Florida is known for many things: beaches, warm weather, alligators, Cuban coffee in South Florida, and chicory along the Gulf Coast.
What we are not famous for is generosity toward the less fortunate. Generally, we just point and say, “At least we are not Alabama.” That is not a particularly strong boast.
Naturally, when the federal government offered to expand Medicaid, the health program for the very poor, Florida declined. The Legislature feared that, at some point in the future, the state might have to contribute.
The state is loath to contribute to anyone who does not first write them a big check. Pave Florida 2019? No problem, developer checks cleared nicely. Medicaid? Poor folks do not contribute generously to politicians, so they get last pick in Tallahassee.
You know who comes in way ahead of them? Hospitals, that is who. When Halifax explained how much profit it made on Medicaid, I saw several people picking their jaws up from the floor.
Obviously, hospitals do not want to give that money back. Hospital executives are generally well-connected. They keep the money flowing.
Still, Tallahassee politicians do not want to spend state money on the needy. Most poor people do not even donate to campaigns.
So, the state kicks the can down to the counties. Each county is required to pay its portion of the state’s Medicaid responsibility. Normally, counties do this through property taxes.
While Florida has 23 counties with hospital taxing districts, only four of them shift the burden to those districts. And of those four, only one taxes a district with no hospital. That matters, because hospitals make quite a surprising lot of money from Medicaid, despite the frequent complaints about “low” reimbursement rates.
Volusia is unique because the West Volusia Hospital Authority no longer has a hospital. There are private hospitals that receive Medicaid money, but the county cannot grab any of that. And Halifax does not want to give back much of that $40 million profit, which I can understand because I am also tight.
So it comes down to the County Council. They rob West Volusia taxpayers to enrich Halifax. And, of course, to help their own budget.
Some people think of Florida and races. Others think of Volusia government with pickup trucks carrying West Volusia taxes to Daytona. You know what people do not think of when regarding Florida — good, efficient government.

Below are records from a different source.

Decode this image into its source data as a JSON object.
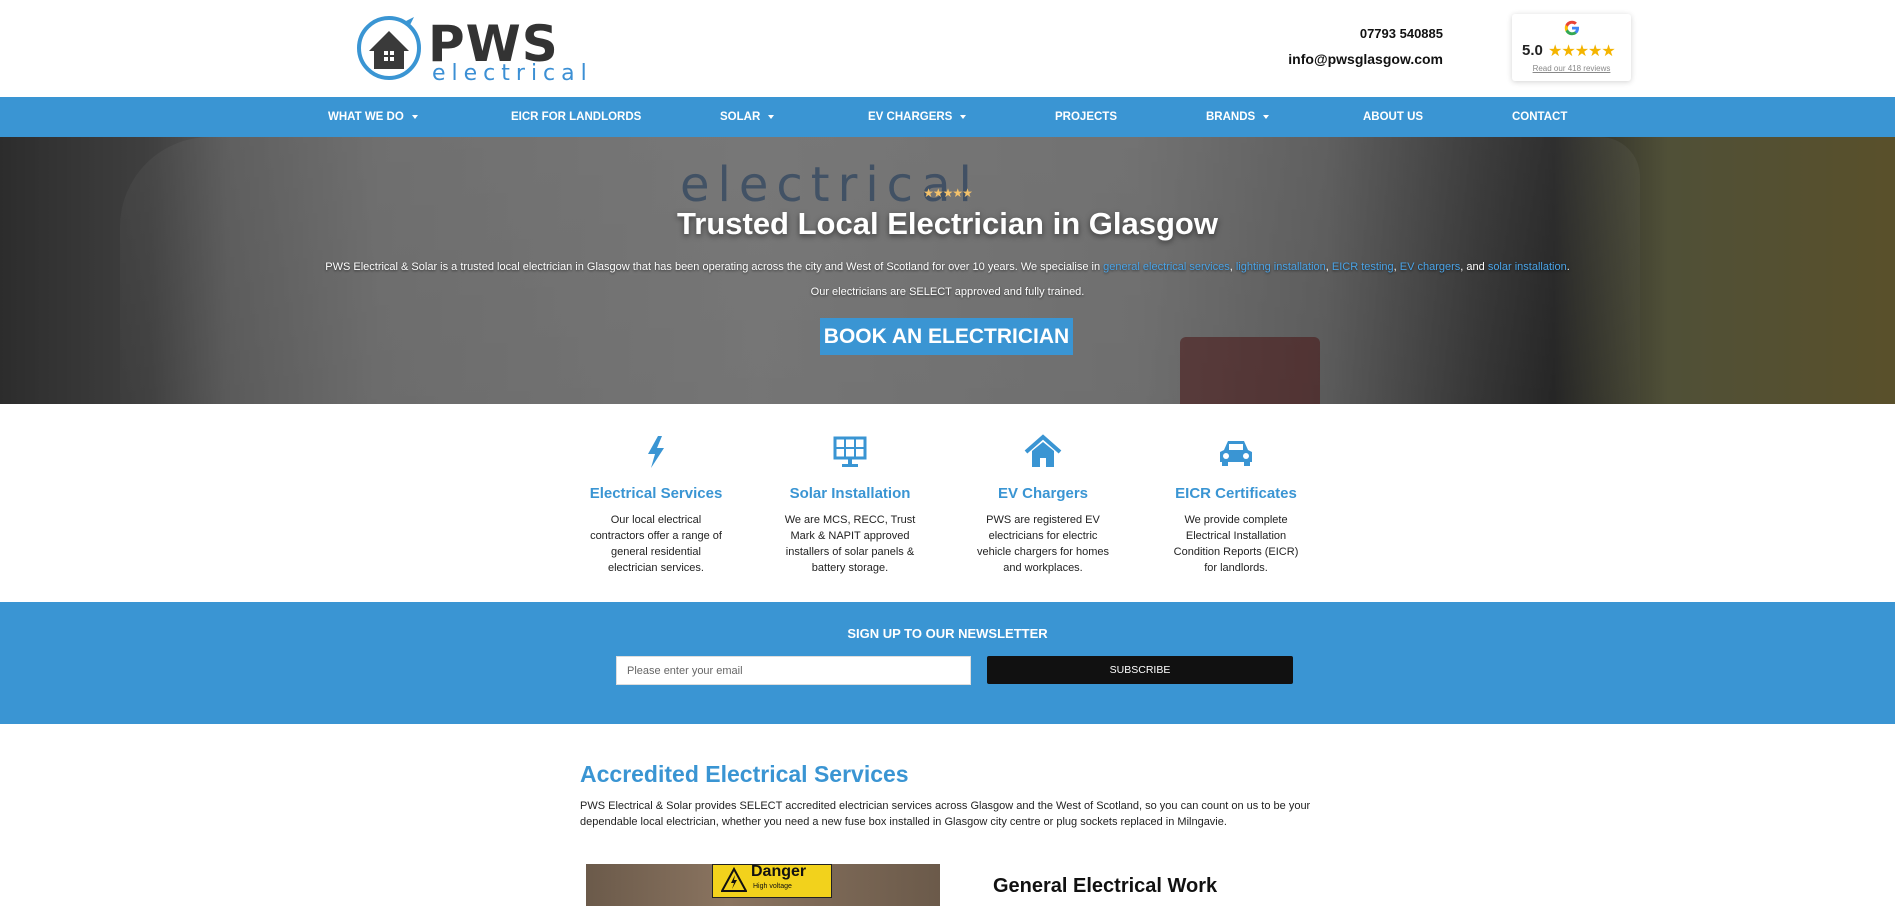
{
  "header": {
    "logo_text": "PWS",
    "logo_sub": "electrical",
    "phone": "07793 540885",
    "email": "info@pwsglasgow.com"
  },
  "rating": {
    "score": "5.0",
    "stars": "★★★★★",
    "reviews_link": "Read our 418 reviews"
  },
  "nav": {
    "items": [
      {
        "label": "WHAT WE DO",
        "dropdown": true
      },
      {
        "label": "EICR FOR LANDLORDS",
        "dropdown": false
      },
      {
        "label": "SOLAR",
        "dropdown": true
      },
      {
        "label": "EV CHARGERS",
        "dropdown": true
      },
      {
        "label": "PROJECTS",
        "dropdown": false
      },
      {
        "label": "BRANDS",
        "dropdown": true
      },
      {
        "label": "ABOUT US",
        "dropdown": false
      },
      {
        "label": "CONTACT",
        "dropdown": false
      }
    ]
  },
  "hero": {
    "stars": "★★★★★",
    "title": "Trusted Local Electrician in Glasgow",
    "desc_part1": "PWS Electrical & Solar is a trusted local electrician in Glasgow that has been operating across the city and West of Scotland for over 10 years. We specialise in ",
    "link_general": "general electrical services",
    "link_lighting": "lighting installation",
    "link_eicr": "EICR testing",
    "link_ev": "EV chargers",
    "and_text": ", and ",
    "link_solar": "solar installation",
    "desc_line2": "Our electricians are SELECT approved and fully trained.",
    "cta": "BOOK AN ELECTRICIAN",
    "ghost_text": "electrical"
  },
  "features": [
    {
      "icon": "lightning-icon",
      "title": "Electrical Services",
      "text": "Our local electrical contractors offer a range of general residential electrician services."
    },
    {
      "icon": "solar-panel-icon",
      "title": "Solar Installation",
      "text": "We are MCS, RECC, Trust Mark & NAPIT approved installers of solar panels & battery storage."
    },
    {
      "icon": "home-icon",
      "title": "EV Chargers",
      "text": "PWS are registered EV electricians for electric vehicle chargers for homes and workplaces."
    },
    {
      "icon": "car-icon",
      "title": "EICR Certificates",
      "text": "We provide complete Electrical Installation Condition Reports (EICR) for landlords."
    }
  ],
  "newsletter": {
    "title": "SIGN UP TO OUR NEWSLETTER",
    "placeholder": "Please enter your email",
    "button": "SUBSCRIBE"
  },
  "accredited": {
    "title": "Accredited Electrical Services",
    "desc": "PWS Electrical & Solar provides SELECT accredited electrician services across Glasgow and the West of Scotland, so you can count on us to be your dependable local electrician, whether you need a new fuse box installed in Glasgow city centre or plug sockets replaced in Milngavie.",
    "sign_title": "Danger",
    "sign_sub": "High voltage",
    "general_title": "General Electrical Work"
  },
  "colors": {
    "brand_blue": "#3a95d3",
    "star_gold": "#f4b400",
    "dark": "#111111"
  }
}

— Andrews is a DeLand-area attorney and a longtime government critic. For purposes of the column, he finds it convenient that there is so much government to criticize.